“We commend the House subcommittee leaders for passing this legislation, which gives business aviation a greater voice in the security policies that impact our industry,” said NBAA President and CEO Ed Bolen.
The legislation passed out of the House Homeland Security Subcommittee on Wednesday by a 6–3 vote. If approved by the full House, the Senate and the president, the bill would create an Aviation Security Advisory Committee that would include a subgroup specifically derived from organizations representing general aviation.
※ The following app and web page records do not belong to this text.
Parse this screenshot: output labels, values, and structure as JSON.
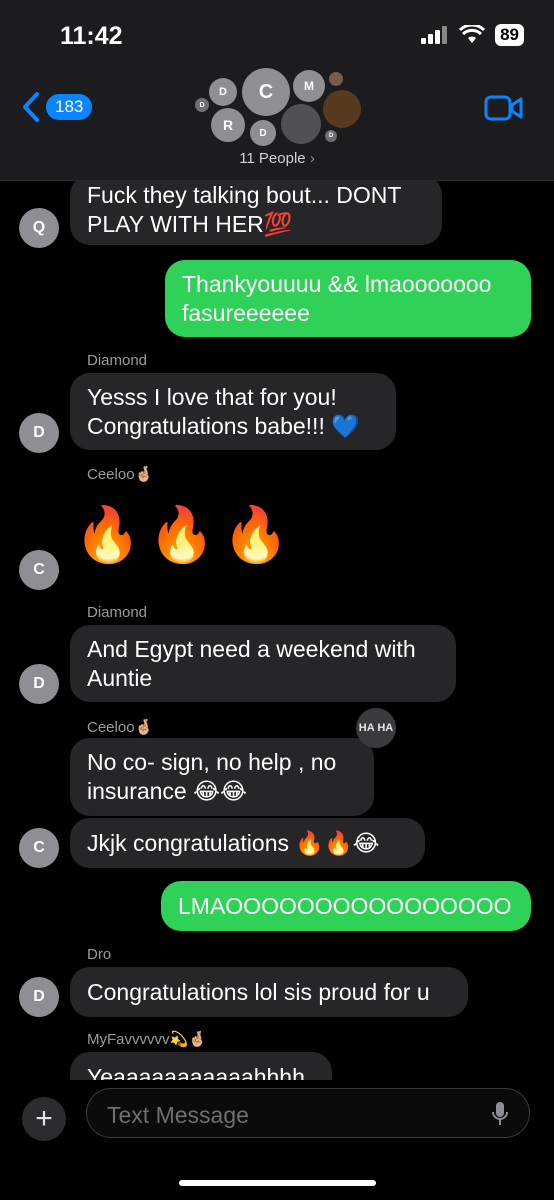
{
  "status": {
    "time": "11:42",
    "battery": "89"
  },
  "header": {
    "back_count": "183",
    "people_label": "11 People",
    "avatar_initials": [
      "D",
      "C",
      "M",
      "R",
      "D"
    ]
  },
  "messages": [
    {
      "type": "incoming",
      "initial": "Q",
      "lines": [
        "Fuck they talking bout... DONT",
        "PLAY WITH HER💯"
      ]
    },
    {
      "type": "outgoing",
      "lines": [
        "Thankyouuuu && lmaooooooo",
        "fasureeeeee"
      ]
    },
    {
      "type": "incoming",
      "sender": "Diamond",
      "initial": "D",
      "lines": [
        "Yesss I love that for you!",
        "Congratulations babe!!! 💙"
      ]
    },
    {
      "type": "incoming",
      "sender": "Ceeloo🤞🏼",
      "initial": "C",
      "emoji": [
        "🔥",
        "🔥",
        "🔥"
      ]
    },
    {
      "type": "incoming",
      "sender": "Diamond",
      "initial": "D",
      "lines": [
        "And Egypt need a weekend with",
        "Auntie"
      ]
    },
    {
      "type": "incoming",
      "sender": "Ceeloo🤞🏼",
      "lines": [
        "No co- sign, no help , no",
        "insurance 😂😂"
      ],
      "tapback": "HA HA"
    },
    {
      "type": "incoming",
      "initial": "C",
      "lines": [
        "Jkjk congratulations 🔥🔥😂"
      ]
    },
    {
      "type": "outgoing",
      "lines": [
        "LMAOOOOOOOOOOOOOOOO"
      ]
    },
    {
      "type": "incoming",
      "sender": "Dro",
      "initial": "D",
      "lines": [
        "Congratulations lol sis proud for u"
      ]
    },
    {
      "type": "incoming",
      "sender": "MyFavvvvvv💫🤞🏼",
      "lines": [
        "Yeaaaaaaaaaaahhhh"
      ]
    }
  ],
  "input": {
    "placeholder": "Text Message"
  },
  "icons": {
    "back": "chevron-left-icon",
    "video": "video-camera-icon",
    "add": "plus-icon",
    "mic": "microphone-icon",
    "signal": "signal-icon",
    "wifi": "wifi-icon"
  },
  "colors": {
    "outgoing": "#30d158",
    "incoming": "#262628",
    "accent": "#0a84ff"
  }
}
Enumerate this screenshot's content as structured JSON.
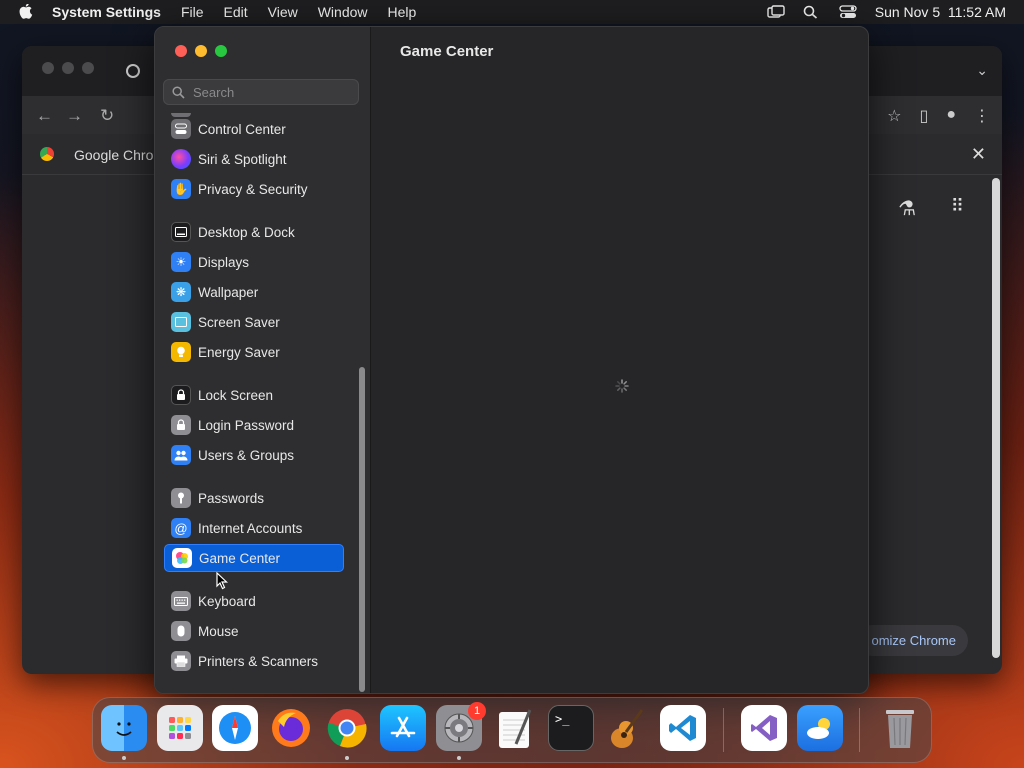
{
  "menubar": {
    "app_name": "System Settings",
    "menus": [
      "File",
      "Edit",
      "View",
      "Window",
      "Help"
    ],
    "datetime": "Sun Nov 5  11:52 AM"
  },
  "chrome": {
    "bookmark_label": "Google Chron",
    "customize_label": "omize Chrome"
  },
  "settings": {
    "search_placeholder": "Search",
    "page_title": "Game Center",
    "sidebar": [
      {
        "label": "Control Center",
        "icon": "control-center-icon",
        "color": "#6e6e73"
      },
      {
        "label": "Siri & Spotlight",
        "icon": "siri-icon",
        "color": "#b048d8"
      },
      {
        "label": "Privacy & Security",
        "icon": "hand-icon",
        "color": "#2f7ff5"
      },
      {
        "label": "Desktop & Dock",
        "icon": "dock-icon",
        "color": "#1c1c1e"
      },
      {
        "label": "Displays",
        "icon": "sun-icon",
        "color": "#2f7ff5"
      },
      {
        "label": "Wallpaper",
        "icon": "wallpaper-icon",
        "color": "#3aa0e8"
      },
      {
        "label": "Screen Saver",
        "icon": "screen-saver-icon",
        "color": "#5ac0e0"
      },
      {
        "label": "Energy Saver",
        "icon": "lightbulb-icon",
        "color": "#f5b800"
      },
      {
        "label": "Lock Screen",
        "icon": "lock-icon",
        "color": "#1c1c1e"
      },
      {
        "label": "Login Password",
        "icon": "padlock-icon",
        "color": "#8e8e93"
      },
      {
        "label": "Users & Groups",
        "icon": "users-icon",
        "color": "#2f7ff5"
      },
      {
        "label": "Passwords",
        "icon": "key-icon",
        "color": "#8e8e93"
      },
      {
        "label": "Internet Accounts",
        "icon": "at-icon",
        "color": "#2f7ff5"
      },
      {
        "label": "Game Center",
        "icon": "game-center-icon",
        "color": "#ffffff"
      },
      {
        "label": "Keyboard",
        "icon": "keyboard-icon",
        "color": "#8e8e93"
      },
      {
        "label": "Mouse",
        "icon": "mouse-icon",
        "color": "#8e8e93"
      },
      {
        "label": "Printers & Scanners",
        "icon": "printer-icon",
        "color": "#8e8e93"
      }
    ],
    "selected": "Game Center"
  },
  "dock": {
    "apps": [
      "Finder",
      "Launchpad",
      "Safari",
      "Firefox",
      "Chrome",
      "App Store",
      "System Settings",
      "TextEdit",
      "Terminal",
      "GarageBand",
      "Visual Studio Code",
      "Visual Studio",
      "Weather",
      "Trash"
    ],
    "settings_badge": "1"
  }
}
Additionally, within a year of enactment, the bill would require the TSA to develop procedures and protocols to permit business aircraft operators access to airspace closed by temporary flight restrictions. Such airspace, usually surrounding a traveling dignitary and major sporting events, has for the past decade since 9/11 been closed to virtually all civilian traffic. The subcommittee’s bill calls for reopening that airspace to general aviation under some circumstances, as long as doing so does not affect security.
The measure also contains an amendment, included by Subcommittee Chairman Mike Rogers (R-8-AL), aimed at bringing consistency to the TSA’s use of “security directives” (SDs). That issue was the subject of a letter sent to Chairman Rogers on September 13 by a coalition of aviation groups including NBAA, the Aircraft Owners and Pilots Association, the Air Transport Association, the Airports Council International, the General Aviation Manufacturers Association and the National Air Transportation Association.
“We support your amendment to the Transportation Security Authorization Act of 2011 on the issuance of security directives,” the letter to Chairman Rogers states. “While we agree that TSA needs the ability to issue security directives (SDs), we believe that regulatory option should be strictly reserved for situations involving an immediate threat, as is stipulated in the Aviation and Transportation Security Act (ATSA) and in current TSA security regulations. We do not believe that Congress intended to provide TSA such latitude that it could issue SDs absent an identified threat.”
“Security has always been a top priority for business aviation, and in the years since 9/11, the industry and government have collaborated on a host of measures to further protect against security vulnerabilities without jeopardizing mobility and flexibility,” Bolen said. “The measure passed by the House Subcommittee supports this effective approach to security policy, and we look forward to supporting its full passage by Congress.”